EXERCISE DIRECTIONS:
Return the records word for word. Pictures do not belong in the copy.

DATA TO PROCESS:
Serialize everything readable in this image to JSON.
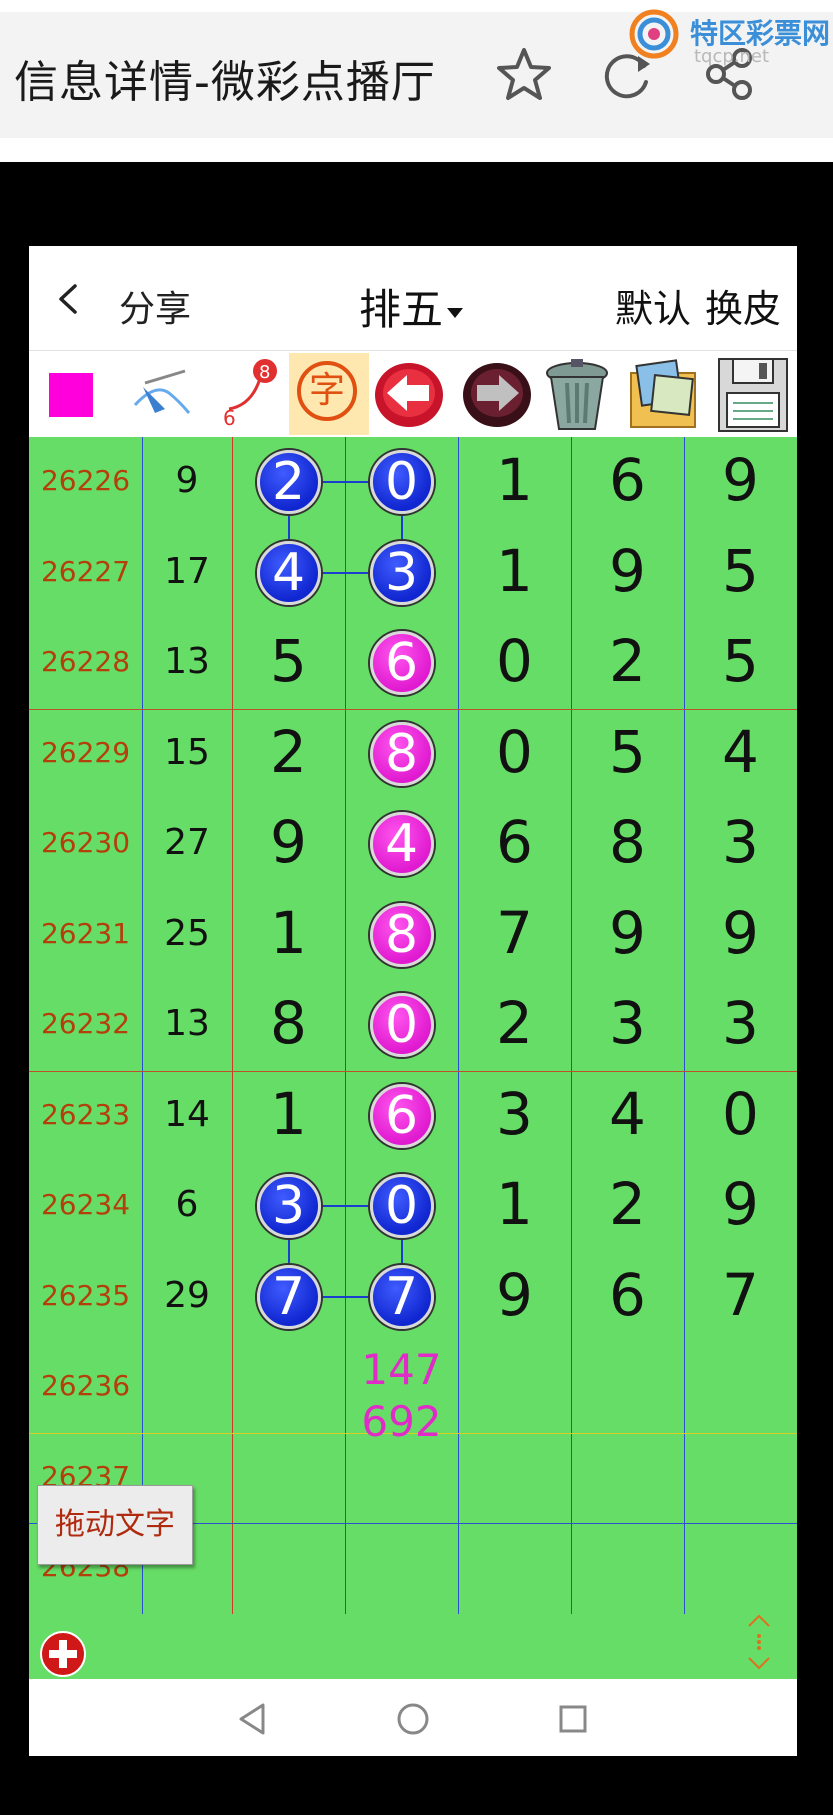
{
  "topbar": {
    "title": "信息详情-微彩点播厅"
  },
  "watermark": {
    "text": "特区彩票网",
    "url": "tqcp.net"
  },
  "header": {
    "share_label": "分享",
    "lottery_name": "排五",
    "default_label": "默认",
    "skin_label": "换皮"
  },
  "toolbar": {
    "tools": [
      "color-swatch",
      "pen-icon",
      "connect-dots-icon",
      "text-tool-icon",
      "undo-arrow-icon",
      "redo-arrow-icon",
      "trash-icon",
      "image-album-icon",
      "save-disk-icon"
    ],
    "connect_numbers": [
      "8",
      "6"
    ],
    "text_tool_char": "字",
    "swatch_color": "#ff00dd"
  },
  "rows": [
    {
      "period": "26226",
      "sum": "9",
      "digits": [
        "2",
        "0",
        "1",
        "6",
        "9"
      ]
    },
    {
      "period": "26227",
      "sum": "17",
      "digits": [
        "4",
        "3",
        "1",
        "9",
        "5"
      ]
    },
    {
      "period": "26228",
      "sum": "13",
      "digits": [
        "5",
        "6",
        "0",
        "2",
        "5"
      ]
    },
    {
      "period": "26229",
      "sum": "15",
      "digits": [
        "2",
        "8",
        "0",
        "5",
        "4"
      ]
    },
    {
      "period": "26230",
      "sum": "27",
      "digits": [
        "9",
        "4",
        "6",
        "8",
        "3"
      ]
    },
    {
      "period": "26231",
      "sum": "25",
      "digits": [
        "1",
        "8",
        "7",
        "9",
        "9"
      ]
    },
    {
      "period": "26232",
      "sum": "13",
      "digits": [
        "8",
        "0",
        "2",
        "3",
        "3"
      ]
    },
    {
      "period": "26233",
      "sum": "14",
      "digits": [
        "1",
        "6",
        "3",
        "4",
        "0"
      ]
    },
    {
      "period": "26234",
      "sum": "6",
      "digits": [
        "3",
        "0",
        "1",
        "2",
        "9"
      ]
    },
    {
      "period": "26235",
      "sum": "29",
      "digits": [
        "7",
        "7",
        "9",
        "6",
        "7"
      ]
    },
    {
      "period": "26236",
      "sum": "",
      "digits": [
        "",
        "",
        "",
        "",
        ""
      ]
    },
    {
      "period": "26237",
      "sum": "",
      "digits": [
        "",
        "",
        "",
        "",
        ""
      ]
    },
    {
      "period": "26238",
      "sum": "",
      "digits": [
        "",
        "",
        "",
        "",
        ""
      ]
    }
  ],
  "balls": [
    {
      "row": 0,
      "col": 0,
      "color": "blue"
    },
    {
      "row": 0,
      "col": 1,
      "color": "blue"
    },
    {
      "row": 1,
      "col": 0,
      "color": "blue"
    },
    {
      "row": 1,
      "col": 1,
      "color": "blue"
    },
    {
      "row": 2,
      "col": 1,
      "color": "pink"
    },
    {
      "row": 3,
      "col": 1,
      "color": "pink"
    },
    {
      "row": 4,
      "col": 1,
      "color": "pink"
    },
    {
      "row": 5,
      "col": 1,
      "color": "pink"
    },
    {
      "row": 6,
      "col": 1,
      "color": "pink"
    },
    {
      "row": 7,
      "col": 1,
      "color": "pink"
    },
    {
      "row": 8,
      "col": 0,
      "color": "blue"
    },
    {
      "row": 8,
      "col": 1,
      "color": "blue"
    },
    {
      "row": 9,
      "col": 0,
      "color": "blue"
    },
    {
      "row": 9,
      "col": 1,
      "color": "blue"
    }
  ],
  "prediction": {
    "line1": "147",
    "line2": "692"
  },
  "drag_text_label": "拖动文字",
  "colors": {
    "grid_green": "#66dd66",
    "ball_blue": "#1026d0",
    "ball_pink": "#e01ad0",
    "period_text": "#b3400a",
    "prediction_text": "#e02bc8"
  }
}
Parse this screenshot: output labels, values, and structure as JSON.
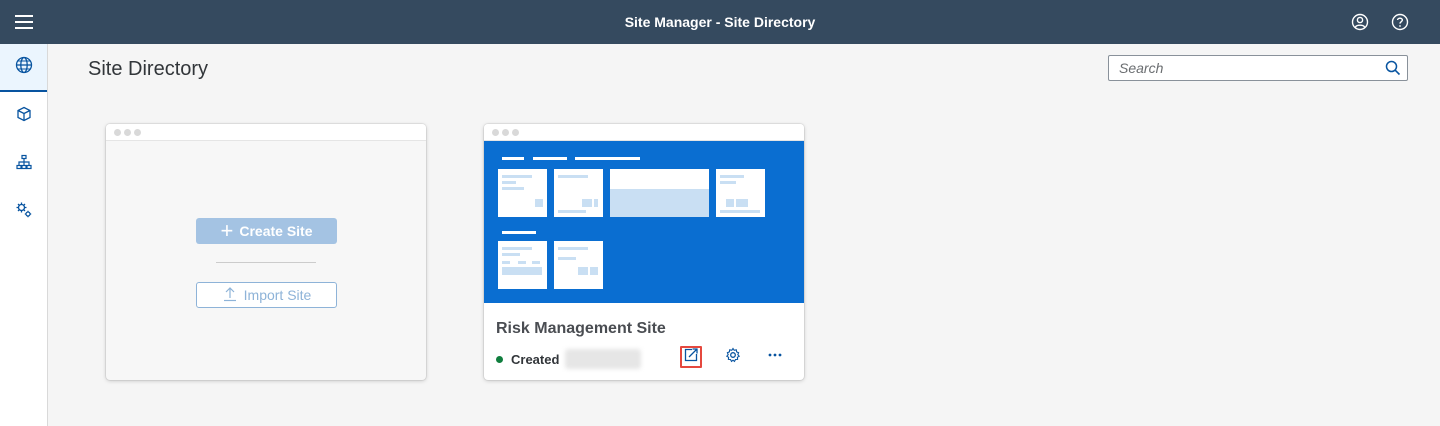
{
  "shell": {
    "title": "Site Manager - Site Directory"
  },
  "page": {
    "title": "Site Directory"
  },
  "search": {
    "placeholder": "Search"
  },
  "create_card": {
    "create_label": "Create Site",
    "import_label": "Import Site"
  },
  "site_card": {
    "name": "Risk Management Site",
    "status": "Created"
  },
  "colors": {
    "shell": "#354a5f",
    "accent": "#0a6ed1",
    "status_ok": "#107e3e",
    "highlight": "#e5483e"
  }
}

RESPONSE TO THIS EXERCISE:
Serialize everything readable in this image to JSON.
{
  "topbar": {
    "title": "信息详情-微彩点播厅"
  },
  "watermark": {
    "text": "特区彩票网",
    "url": "tqcp.net"
  },
  "header": {
    "share_label": "分享",
    "lottery_name": "排五",
    "default_label": "默认",
    "skin_label": "换皮"
  },
  "toolbar": {
    "tools": [
      "color-swatch",
      "pen-icon",
      "connect-dots-icon",
      "text-tool-icon",
      "undo-arrow-icon",
      "redo-arrow-icon",
      "trash-icon",
      "image-album-icon",
      "save-disk-icon"
    ],
    "connect_numbers": [
      "8",
      "6"
    ],
    "text_tool_char": "字",
    "swatch_color": "#ff00dd"
  },
  "rows": [
    {
      "period": "26226",
      "sum": "9",
      "digits": [
        "2",
        "0",
        "1",
        "6",
        "9"
      ]
    },
    {
      "period": "26227",
      "sum": "17",
      "digits": [
        "4",
        "3",
        "1",
        "9",
        "5"
      ]
    },
    {
      "period": "26228",
      "sum": "13",
      "digits": [
        "5",
        "6",
        "0",
        "2",
        "5"
      ]
    },
    {
      "period": "26229",
      "sum": "15",
      "digits": [
        "2",
        "8",
        "0",
        "5",
        "4"
      ]
    },
    {
      "period": "26230",
      "sum": "27",
      "digits": [
        "9",
        "4",
        "6",
        "8",
        "3"
      ]
    },
    {
      "period": "26231",
      "sum": "25",
      "digits": [
        "1",
        "8",
        "7",
        "9",
        "9"
      ]
    },
    {
      "period": "26232",
      "sum": "13",
      "digits": [
        "8",
        "0",
        "2",
        "3",
        "3"
      ]
    },
    {
      "period": "26233",
      "sum": "14",
      "digits": [
        "1",
        "6",
        "3",
        "4",
        "0"
      ]
    },
    {
      "period": "26234",
      "sum": "6",
      "digits": [
        "3",
        "0",
        "1",
        "2",
        "9"
      ]
    },
    {
      "period": "26235",
      "sum": "29",
      "digits": [
        "7",
        "7",
        "9",
        "6",
        "7"
      ]
    },
    {
      "period": "26236",
      "sum": "",
      "digits": [
        "",
        "",
        "",
        "",
        ""
      ]
    },
    {
      "period": "26237",
      "sum": "",
      "digits": [
        "",
        "",
        "",
        "",
        ""
      ]
    },
    {
      "period": "26238",
      "sum": "",
      "digits": [
        "",
        "",
        "",
        "",
        ""
      ]
    }
  ],
  "balls": [
    {
      "row": 0,
      "col": 0,
      "color": "blue"
    },
    {
      "row": 0,
      "col": 1,
      "color": "blue"
    },
    {
      "row": 1,
      "col": 0,
      "color": "blue"
    },
    {
      "row": 1,
      "col": 1,
      "color": "blue"
    },
    {
      "row": 2,
      "col": 1,
      "color": "pink"
    },
    {
      "row": 3,
      "col": 1,
      "color": "pink"
    },
    {
      "row": 4,
      "col": 1,
      "color": "pink"
    },
    {
      "row": 5,
      "col": 1,
      "color": "pink"
    },
    {
      "row": 6,
      "col": 1,
      "color": "pink"
    },
    {
      "row": 7,
      "col": 1,
      "color": "pink"
    },
    {
      "row": 8,
      "col": 0,
      "color": "blue"
    },
    {
      "row": 8,
      "col": 1,
      "color": "blue"
    },
    {
      "row": 9,
      "col": 0,
      "color": "blue"
    },
    {
      "row": 9,
      "col": 1,
      "color": "blue"
    }
  ],
  "prediction": {
    "line1": "147",
    "line2": "692"
  },
  "drag_text_label": "拖动文字",
  "colors": {
    "grid_green": "#66dd66",
    "ball_blue": "#1026d0",
    "ball_pink": "#e01ad0",
    "period_text": "#b3400a",
    "prediction_text": "#e02bc8"
  }
}
Parse this screenshot: output labels, values, and structure as JSON.
{
  "shell": {
    "title": "Site Manager - Site Directory"
  },
  "page": {
    "title": "Site Directory"
  },
  "search": {
    "placeholder": "Search"
  },
  "create_card": {
    "create_label": "Create Site",
    "import_label": "Import Site"
  },
  "site_card": {
    "name": "Risk Management Site",
    "status": "Created"
  },
  "colors": {
    "shell": "#354a5f",
    "accent": "#0a6ed1",
    "status_ok": "#107e3e",
    "highlight": "#e5483e"
  }
}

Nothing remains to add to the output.